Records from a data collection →
++++

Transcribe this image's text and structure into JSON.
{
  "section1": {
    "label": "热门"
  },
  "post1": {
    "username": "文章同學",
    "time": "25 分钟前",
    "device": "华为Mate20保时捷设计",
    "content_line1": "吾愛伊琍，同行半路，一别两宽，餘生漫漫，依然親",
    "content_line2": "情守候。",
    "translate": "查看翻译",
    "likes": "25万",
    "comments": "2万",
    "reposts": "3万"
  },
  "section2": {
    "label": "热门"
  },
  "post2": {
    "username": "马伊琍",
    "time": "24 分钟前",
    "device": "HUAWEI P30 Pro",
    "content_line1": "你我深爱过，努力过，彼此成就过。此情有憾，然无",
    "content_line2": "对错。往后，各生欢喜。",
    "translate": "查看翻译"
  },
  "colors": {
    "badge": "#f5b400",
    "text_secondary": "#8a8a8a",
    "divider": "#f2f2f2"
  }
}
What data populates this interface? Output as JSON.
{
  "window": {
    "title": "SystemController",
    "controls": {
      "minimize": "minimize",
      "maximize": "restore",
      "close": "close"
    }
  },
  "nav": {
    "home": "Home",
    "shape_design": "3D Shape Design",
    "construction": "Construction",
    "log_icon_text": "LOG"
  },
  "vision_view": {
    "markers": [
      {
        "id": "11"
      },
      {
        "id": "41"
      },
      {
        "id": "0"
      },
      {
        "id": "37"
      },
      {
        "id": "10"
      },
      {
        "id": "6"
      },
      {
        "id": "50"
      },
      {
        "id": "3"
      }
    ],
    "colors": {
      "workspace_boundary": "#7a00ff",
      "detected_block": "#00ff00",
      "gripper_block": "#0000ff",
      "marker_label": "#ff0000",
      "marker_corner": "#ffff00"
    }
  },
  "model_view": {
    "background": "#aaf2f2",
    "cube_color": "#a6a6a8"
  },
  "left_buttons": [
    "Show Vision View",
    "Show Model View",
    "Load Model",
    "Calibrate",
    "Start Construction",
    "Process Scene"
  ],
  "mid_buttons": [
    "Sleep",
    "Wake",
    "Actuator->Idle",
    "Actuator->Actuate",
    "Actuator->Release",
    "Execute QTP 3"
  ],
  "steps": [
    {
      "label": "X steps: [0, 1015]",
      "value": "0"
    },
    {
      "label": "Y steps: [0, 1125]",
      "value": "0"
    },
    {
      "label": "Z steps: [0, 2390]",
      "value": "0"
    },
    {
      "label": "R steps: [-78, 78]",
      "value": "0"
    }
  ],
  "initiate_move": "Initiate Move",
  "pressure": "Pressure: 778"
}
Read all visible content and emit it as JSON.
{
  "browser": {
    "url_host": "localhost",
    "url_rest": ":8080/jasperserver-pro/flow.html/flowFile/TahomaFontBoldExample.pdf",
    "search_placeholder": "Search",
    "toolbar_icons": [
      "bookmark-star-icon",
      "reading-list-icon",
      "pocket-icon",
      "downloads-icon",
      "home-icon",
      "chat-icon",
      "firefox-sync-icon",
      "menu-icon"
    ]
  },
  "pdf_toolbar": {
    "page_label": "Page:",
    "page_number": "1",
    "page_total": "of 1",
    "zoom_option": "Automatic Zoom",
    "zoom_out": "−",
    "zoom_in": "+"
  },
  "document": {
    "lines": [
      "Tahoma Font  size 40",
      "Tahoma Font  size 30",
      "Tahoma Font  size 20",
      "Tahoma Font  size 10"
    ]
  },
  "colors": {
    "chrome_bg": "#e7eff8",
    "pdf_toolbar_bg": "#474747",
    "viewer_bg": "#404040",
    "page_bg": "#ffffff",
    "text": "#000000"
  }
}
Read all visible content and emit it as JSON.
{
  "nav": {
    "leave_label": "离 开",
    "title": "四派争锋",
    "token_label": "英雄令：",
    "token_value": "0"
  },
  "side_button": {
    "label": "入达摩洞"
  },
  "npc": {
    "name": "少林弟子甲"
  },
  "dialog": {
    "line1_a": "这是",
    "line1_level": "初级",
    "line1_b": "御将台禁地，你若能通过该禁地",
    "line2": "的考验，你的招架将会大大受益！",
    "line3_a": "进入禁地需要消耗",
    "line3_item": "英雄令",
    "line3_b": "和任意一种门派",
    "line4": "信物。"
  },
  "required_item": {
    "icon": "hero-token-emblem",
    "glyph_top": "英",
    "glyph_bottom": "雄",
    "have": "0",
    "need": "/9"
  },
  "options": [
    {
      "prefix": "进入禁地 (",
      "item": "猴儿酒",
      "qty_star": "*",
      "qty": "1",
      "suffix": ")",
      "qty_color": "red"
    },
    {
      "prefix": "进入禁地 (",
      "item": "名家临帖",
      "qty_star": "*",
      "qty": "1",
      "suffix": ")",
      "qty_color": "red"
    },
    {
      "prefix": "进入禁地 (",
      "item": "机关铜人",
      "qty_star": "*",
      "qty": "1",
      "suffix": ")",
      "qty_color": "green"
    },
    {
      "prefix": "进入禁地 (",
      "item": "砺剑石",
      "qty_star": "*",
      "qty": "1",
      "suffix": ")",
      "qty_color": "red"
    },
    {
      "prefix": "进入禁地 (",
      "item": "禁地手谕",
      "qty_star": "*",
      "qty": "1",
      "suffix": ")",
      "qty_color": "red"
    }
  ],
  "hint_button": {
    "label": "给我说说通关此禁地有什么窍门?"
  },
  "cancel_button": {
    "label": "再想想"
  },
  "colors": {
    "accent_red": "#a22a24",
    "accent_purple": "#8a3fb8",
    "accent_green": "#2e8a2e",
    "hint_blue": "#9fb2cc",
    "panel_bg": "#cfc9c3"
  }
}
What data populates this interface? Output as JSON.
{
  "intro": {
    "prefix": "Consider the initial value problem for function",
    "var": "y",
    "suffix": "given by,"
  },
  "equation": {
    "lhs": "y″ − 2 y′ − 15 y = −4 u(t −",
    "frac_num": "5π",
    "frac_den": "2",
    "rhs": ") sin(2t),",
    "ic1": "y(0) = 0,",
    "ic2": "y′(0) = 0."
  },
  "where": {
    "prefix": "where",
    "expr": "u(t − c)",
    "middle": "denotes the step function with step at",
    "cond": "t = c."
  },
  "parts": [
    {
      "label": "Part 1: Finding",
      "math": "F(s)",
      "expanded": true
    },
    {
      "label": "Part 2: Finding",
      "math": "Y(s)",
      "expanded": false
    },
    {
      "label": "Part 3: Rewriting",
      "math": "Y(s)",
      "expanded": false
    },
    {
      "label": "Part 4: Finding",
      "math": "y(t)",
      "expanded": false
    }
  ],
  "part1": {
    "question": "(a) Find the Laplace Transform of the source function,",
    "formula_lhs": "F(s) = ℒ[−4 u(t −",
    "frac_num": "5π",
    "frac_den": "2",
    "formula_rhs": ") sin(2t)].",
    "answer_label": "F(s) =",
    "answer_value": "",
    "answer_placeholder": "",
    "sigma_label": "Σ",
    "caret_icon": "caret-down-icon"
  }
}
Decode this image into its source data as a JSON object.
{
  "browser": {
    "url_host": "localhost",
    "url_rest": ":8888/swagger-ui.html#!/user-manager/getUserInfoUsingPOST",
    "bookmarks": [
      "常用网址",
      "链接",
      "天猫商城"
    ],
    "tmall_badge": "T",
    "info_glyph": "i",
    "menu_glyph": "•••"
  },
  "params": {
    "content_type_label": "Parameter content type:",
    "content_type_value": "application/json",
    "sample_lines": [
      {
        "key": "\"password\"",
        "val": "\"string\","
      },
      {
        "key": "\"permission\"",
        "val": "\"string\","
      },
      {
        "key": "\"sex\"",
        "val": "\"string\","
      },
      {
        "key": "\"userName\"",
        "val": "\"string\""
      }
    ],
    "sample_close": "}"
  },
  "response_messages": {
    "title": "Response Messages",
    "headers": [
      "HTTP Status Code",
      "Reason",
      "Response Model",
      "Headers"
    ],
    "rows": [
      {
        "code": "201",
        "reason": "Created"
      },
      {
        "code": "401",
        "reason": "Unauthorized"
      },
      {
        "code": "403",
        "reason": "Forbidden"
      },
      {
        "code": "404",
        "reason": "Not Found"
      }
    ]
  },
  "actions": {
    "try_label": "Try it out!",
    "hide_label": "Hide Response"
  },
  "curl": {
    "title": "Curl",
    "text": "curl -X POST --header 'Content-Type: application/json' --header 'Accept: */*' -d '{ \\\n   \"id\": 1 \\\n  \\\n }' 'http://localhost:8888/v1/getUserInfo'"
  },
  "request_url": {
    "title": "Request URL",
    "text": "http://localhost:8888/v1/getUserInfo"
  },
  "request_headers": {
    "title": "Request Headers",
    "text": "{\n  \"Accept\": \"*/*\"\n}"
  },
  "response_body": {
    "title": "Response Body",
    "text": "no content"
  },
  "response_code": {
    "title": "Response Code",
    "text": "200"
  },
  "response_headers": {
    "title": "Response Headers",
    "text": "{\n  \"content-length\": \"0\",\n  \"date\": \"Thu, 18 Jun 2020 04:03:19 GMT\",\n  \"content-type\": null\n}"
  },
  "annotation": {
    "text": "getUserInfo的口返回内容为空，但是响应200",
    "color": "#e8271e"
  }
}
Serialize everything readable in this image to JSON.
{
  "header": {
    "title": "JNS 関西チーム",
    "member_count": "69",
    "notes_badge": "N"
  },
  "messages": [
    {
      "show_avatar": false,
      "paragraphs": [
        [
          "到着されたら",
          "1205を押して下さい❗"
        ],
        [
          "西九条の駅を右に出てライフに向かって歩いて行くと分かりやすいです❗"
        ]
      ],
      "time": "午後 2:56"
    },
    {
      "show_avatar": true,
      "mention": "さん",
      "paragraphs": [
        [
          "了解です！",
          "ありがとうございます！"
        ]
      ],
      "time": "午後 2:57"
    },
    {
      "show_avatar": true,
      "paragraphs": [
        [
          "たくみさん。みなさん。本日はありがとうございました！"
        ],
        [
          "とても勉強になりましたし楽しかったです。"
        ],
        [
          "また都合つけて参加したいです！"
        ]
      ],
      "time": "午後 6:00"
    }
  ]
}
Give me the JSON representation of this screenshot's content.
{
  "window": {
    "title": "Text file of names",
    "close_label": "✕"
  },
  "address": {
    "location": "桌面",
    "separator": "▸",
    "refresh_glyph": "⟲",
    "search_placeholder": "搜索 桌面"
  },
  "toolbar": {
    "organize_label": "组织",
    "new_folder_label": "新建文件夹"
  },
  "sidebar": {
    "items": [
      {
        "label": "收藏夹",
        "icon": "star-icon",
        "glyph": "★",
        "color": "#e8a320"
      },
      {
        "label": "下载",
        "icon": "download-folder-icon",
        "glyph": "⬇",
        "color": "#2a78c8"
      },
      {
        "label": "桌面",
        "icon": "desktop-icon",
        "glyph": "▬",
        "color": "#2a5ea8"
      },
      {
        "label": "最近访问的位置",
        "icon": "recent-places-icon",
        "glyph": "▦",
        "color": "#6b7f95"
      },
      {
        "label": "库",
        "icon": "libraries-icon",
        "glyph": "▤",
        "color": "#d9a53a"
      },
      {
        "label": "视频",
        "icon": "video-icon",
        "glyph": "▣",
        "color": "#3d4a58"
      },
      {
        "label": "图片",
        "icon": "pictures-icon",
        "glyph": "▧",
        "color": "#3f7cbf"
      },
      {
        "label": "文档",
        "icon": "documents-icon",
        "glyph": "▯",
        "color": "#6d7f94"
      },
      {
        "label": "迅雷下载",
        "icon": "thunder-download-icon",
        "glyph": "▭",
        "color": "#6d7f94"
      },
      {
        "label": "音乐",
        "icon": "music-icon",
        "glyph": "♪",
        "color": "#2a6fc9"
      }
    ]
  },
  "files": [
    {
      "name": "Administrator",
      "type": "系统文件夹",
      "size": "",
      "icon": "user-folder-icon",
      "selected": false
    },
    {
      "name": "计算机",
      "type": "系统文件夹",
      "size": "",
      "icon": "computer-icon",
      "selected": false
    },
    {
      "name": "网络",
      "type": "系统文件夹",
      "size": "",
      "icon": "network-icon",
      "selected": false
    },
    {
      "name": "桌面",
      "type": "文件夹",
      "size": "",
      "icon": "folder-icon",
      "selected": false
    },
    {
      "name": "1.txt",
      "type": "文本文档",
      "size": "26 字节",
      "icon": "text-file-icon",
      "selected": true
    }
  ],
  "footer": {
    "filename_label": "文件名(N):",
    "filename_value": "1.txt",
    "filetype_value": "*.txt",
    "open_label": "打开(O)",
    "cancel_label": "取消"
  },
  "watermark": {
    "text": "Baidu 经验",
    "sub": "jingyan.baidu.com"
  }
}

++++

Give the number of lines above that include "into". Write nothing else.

SOLUTION TO THE EXERCISE → 2